▶ _Problem statement_
The lines to find are those in the entries that hold the word "zipic"; copy every one of them.

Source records
****************
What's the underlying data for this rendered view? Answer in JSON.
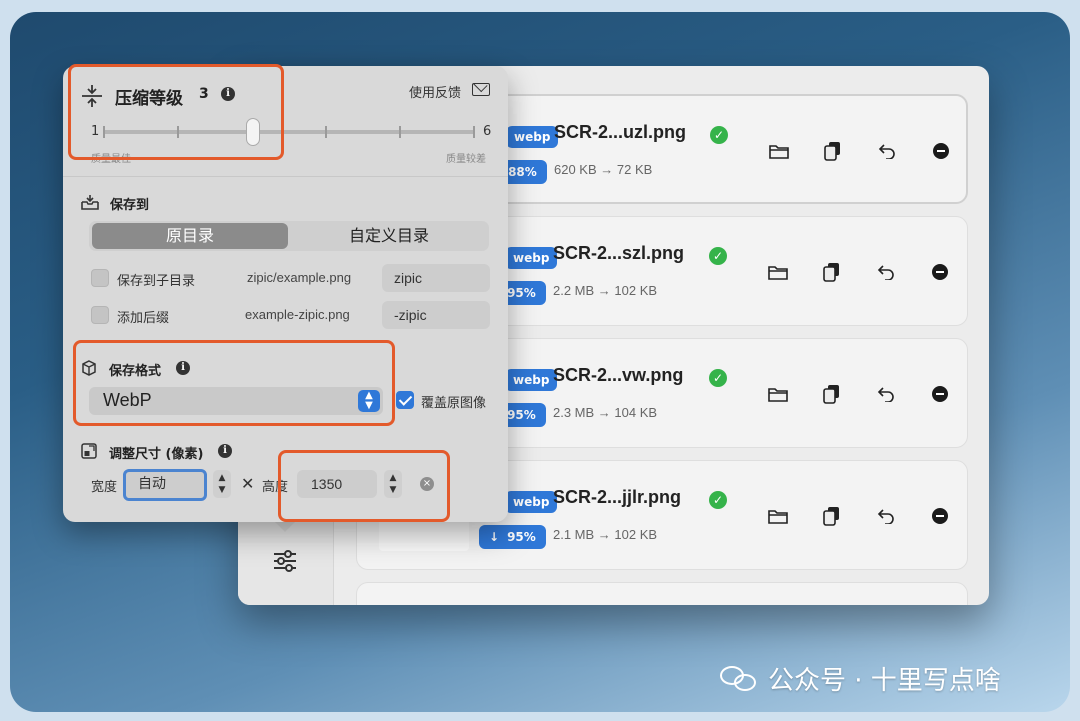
{
  "app": {
    "files": [
      {
        "name": "SCR-2...uzl.png",
        "format": "webp",
        "percent": "88%",
        "sizes": "620 KB → 72 KB"
      },
      {
        "name": "SCR-2...szl.png",
        "format": "webp",
        "percent": "95%",
        "sizes": "2.2 MB → 102 KB"
      },
      {
        "name": "SCR-2...vw.png",
        "format": "webp",
        "percent": "95%",
        "sizes": "2.3 MB → 104 KB"
      },
      {
        "name": "SCR-2...jjlr.png",
        "format": "webp",
        "percent": "95%",
        "sizes": "2.1 MB → 102 KB"
      }
    ]
  },
  "popover": {
    "compression": {
      "title": "压缩等级",
      "level": "3",
      "min": "1",
      "max": "6",
      "min_label": "质量最佳",
      "max_label": "质量较差",
      "value_fraction": 0.4
    },
    "feedback": "使用反馈",
    "save_to": {
      "title": "保存到",
      "options": [
        "原目录",
        "自定义目录"
      ],
      "selected": "原目录"
    },
    "subdir": {
      "label": "保存到子目录",
      "example": "zipic/example.png",
      "value": "zipic"
    },
    "suffix": {
      "label": "添加后缀",
      "example": "example-zipic.png",
      "value": "-zipic"
    },
    "format": {
      "title": "保存格式",
      "value": "WebP",
      "overwrite_label": "覆盖原图像"
    },
    "resize": {
      "title": "调整尺寸 (像素)",
      "width_label": "宽度",
      "width_value": "自动",
      "height_label": "高度",
      "height_value": "1350",
      "times": "✕"
    }
  },
  "watermark": {
    "text": "公众号 · 十里写点啥"
  },
  "colors": {
    "accent": "#2f78d8",
    "highlight": "#e35a2b",
    "success": "#35b34a"
  }
}
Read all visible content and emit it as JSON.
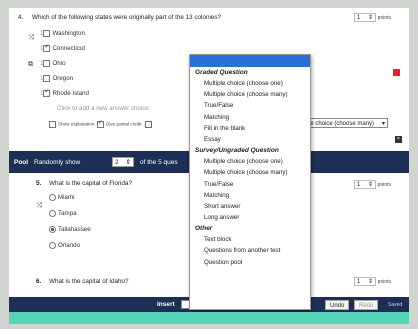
{
  "q4": {
    "number": "4.",
    "text": "Which of the following states were originally part of the 13 colonies?",
    "points_value": "1",
    "points_label": "points",
    "options": [
      {
        "label": "Washington",
        "checked": false
      },
      {
        "label": "Connecticut",
        "checked": true
      },
      {
        "label": "Ohio",
        "checked": false
      },
      {
        "label": "Oregon",
        "checked": false
      },
      {
        "label": "Rhode Island",
        "checked": true
      }
    ],
    "add_answer": "Click to add a new answer choice",
    "show_explanation": "Show explanation",
    "give_partial": "Give partial credit",
    "type_select": "le choice (choose many)"
  },
  "pool": {
    "label": "Pool",
    "randomly_show": "Randomly show",
    "count": "2",
    "of_text": "of the 5 ques"
  },
  "q5": {
    "number": "5.",
    "text": "What is the capital of Florida?",
    "points_value": "1",
    "points_label": "points",
    "options": [
      {
        "label": "Miami",
        "selected": false
      },
      {
        "label": "Tampa",
        "selected": false
      },
      {
        "label": "Tallahassee",
        "selected": true
      },
      {
        "label": "Orlando",
        "selected": false
      }
    ]
  },
  "q6": {
    "number": "6.",
    "text": "What is the capital of Idaho?",
    "points_value": "1",
    "points_label": "points"
  },
  "menu": {
    "groups": [
      {
        "title": "Graded Question",
        "items": [
          "Multiple choice (choose one)",
          "Multiple choice (choose many)",
          "True/False",
          "Matching",
          "Fill in the blank",
          "Essay"
        ]
      },
      {
        "title": "Survey/Ungraded Question",
        "items": [
          "Multiple choice (choose one)",
          "Multiple choice (choose many)",
          "True/False",
          "Matching",
          "Short answer",
          "Long answer"
        ]
      },
      {
        "title": "Other",
        "items": [
          "Text block",
          "Questions from another test",
          "Question pool"
        ]
      }
    ]
  },
  "bottom": {
    "insert": "Insert",
    "undo": "Undo",
    "redo": "Redo",
    "saved": "Saved"
  },
  "colors": {
    "navy": "#1d2f55",
    "highlight": "#2b6fd6",
    "teal": "#56d3b8"
  }
}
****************
▶ _Result for this exercise_
      "example": "zipic/example.png",
      "value": "zipic"
      "example": "example-zipic.png",
      "value": "-zipic"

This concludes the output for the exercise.